For many Ladakhis, India’s low-key response to the Chinese aggression speaks not only of fear but also of the failure of policy. “During the Kargil War, India gave a bold, befitting response to the aggressors,” pointed out Sajjad Kargili, a social activist from Kargil. “But in this episode of military intrusion in Galwan, 21 years after Kargil, we see a clear failure of India’s foreign policy as well as domestic policy.”
Kargili pointed out the irony of the Central government’s sense of triumph over the reading down of Article 370 on August 5, 2019, and its plans to regain Aksai Chin, when in actuality, it is China that is getting closer to Ladakh with every move. “Regional insecurity had increased since August 5 last year, but now the people feel a deeper insecurity because of the clash at the international border as well,” he said.
“Apprehension has become part of our life as Ladakhis,” said Deldan Namgyala, former MLA from the Nubra valley. “While many government officials and media channels have said that the situation is de-escalating, I can tell you that there is still a PLA presence in the Finger Four area near Pangong Tso, though it has decreased somewhat. The people of Chushul village still haven’t been allowed to return and even the BSNL network has been snapped,” he told The Wire.

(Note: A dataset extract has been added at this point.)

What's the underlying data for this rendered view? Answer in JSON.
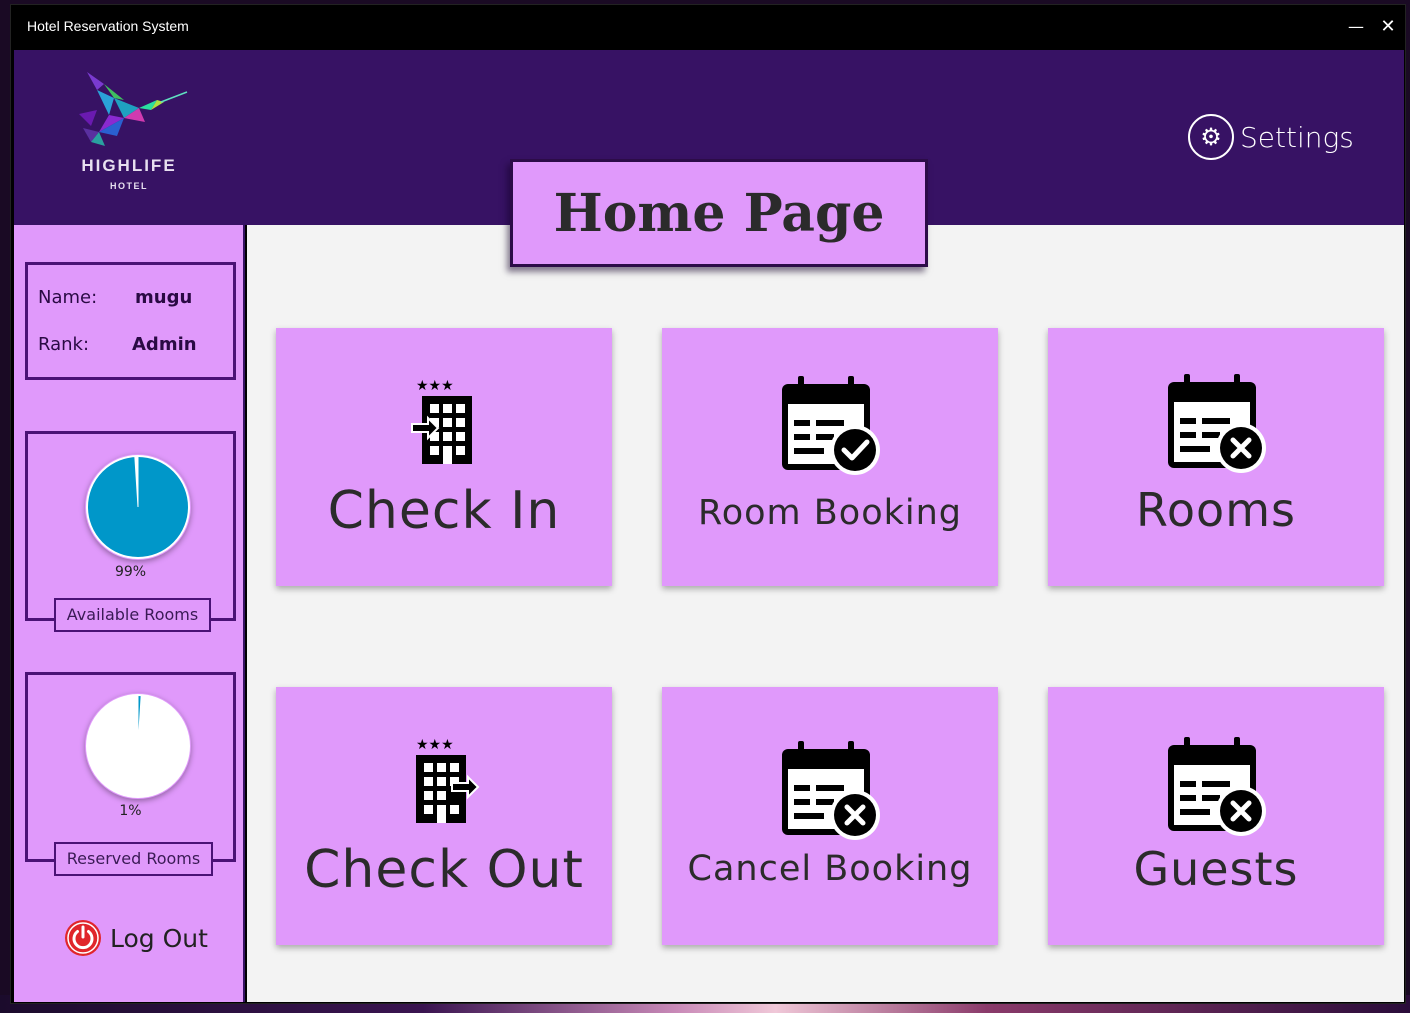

The behaviour of the media has not helped calm Ladakhis at all, Namgyal added. “Reporters from channels like India Today and Zee News have been pointing to other peaks and calling them Galwan Valley, claiming that the PLA has moved out. But Galwan has a river which swells at this time of the year. Armies often move away for this reason,” he explained. “Claims that the PLA structures have been removed cannot also be completely believed because satellite imaging is not 100% accurate in mountainous valleys.”
Both the Indian Army and the PLA patrol the area to the point of Finger Eight (a western post near the LAC). But the PLA got to Finger 4 and then retreated back to 5, which puts Fingers 5-8 in their control, said Namgyal. “The increased movement of helicopters and fighter jets in this region has heightened anxieties among the locals. Many are already losing their livelihoods because of the capture of their grazing lands by the PLA,” he said.

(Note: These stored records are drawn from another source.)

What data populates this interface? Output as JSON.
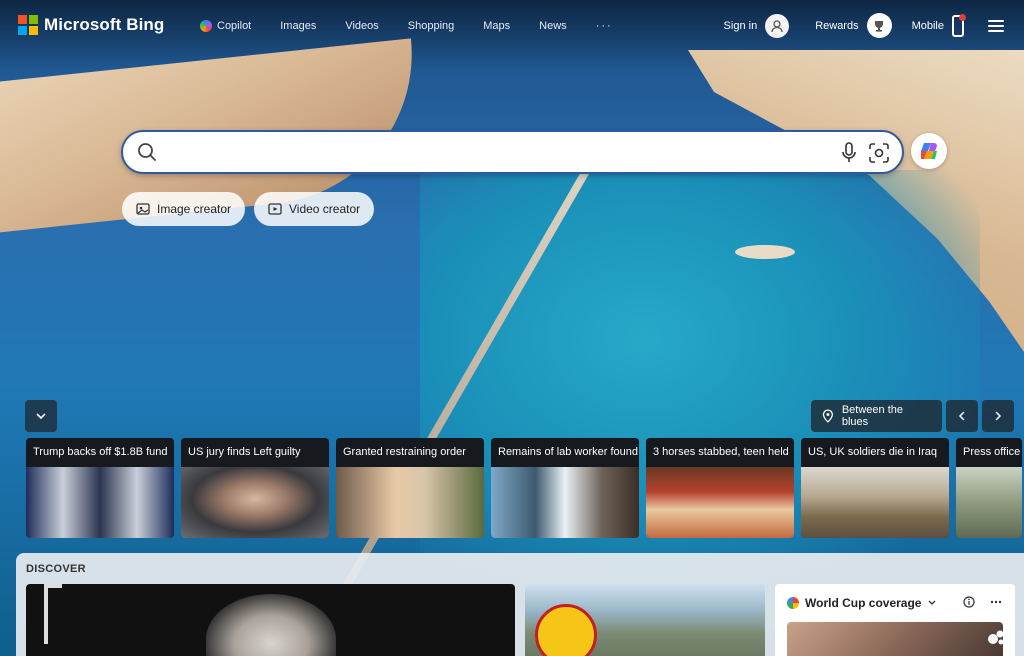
{
  "brand": {
    "name": "Microsoft Bing",
    "logo_colors": [
      "#f35325",
      "#81bc06",
      "#05a6f0",
      "#ffba08"
    ]
  },
  "nav": {
    "items": [
      {
        "label": "Copilot",
        "icon": "copilot-icon"
      },
      {
        "label": "Images"
      },
      {
        "label": "Videos"
      },
      {
        "label": "Shopping"
      },
      {
        "label": "Maps"
      },
      {
        "label": "News"
      }
    ],
    "more_label": "···"
  },
  "account": {
    "signin_label": "Sign in",
    "rewards_label": "Rewards",
    "mobile_label": "Mobile"
  },
  "search": {
    "value": "",
    "placeholder": "",
    "mic_icon": "microphone-icon",
    "visual_icon": "visual-search-icon"
  },
  "chips": [
    {
      "label": "Image creator",
      "icon": "image-creator-icon"
    },
    {
      "label": "Video creator",
      "icon": "video-creator-icon"
    }
  ],
  "background": {
    "location_label": "Between the blues"
  },
  "news": [
    {
      "title": "Trump backs off $1.8B fund"
    },
    {
      "title": "US jury finds Left guilty"
    },
    {
      "title": "Granted restraining order"
    },
    {
      "title": "Remains of lab worker found"
    },
    {
      "title": "3 horses stabbed, teen held"
    },
    {
      "title": "US, UK soldiers die in Iraq"
    },
    {
      "title": "Press office"
    }
  ],
  "discover": {
    "heading": "DISCOVER",
    "side_card": {
      "title": "World Cup coverage"
    }
  }
}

The locals are uncertain, anxious and confused about what will happen to their homes. “The government has forgotten Ladakh after carving it into a Union Territory,” said Rigzin Dorjey, a student activist from Sakti village. “Ladakhis are able to sleep soundly only because of the Indian Army, but the Central government is apathetic to the Army as well. This silence and inaction on the part of the government insult the Army too,” added Dorjey.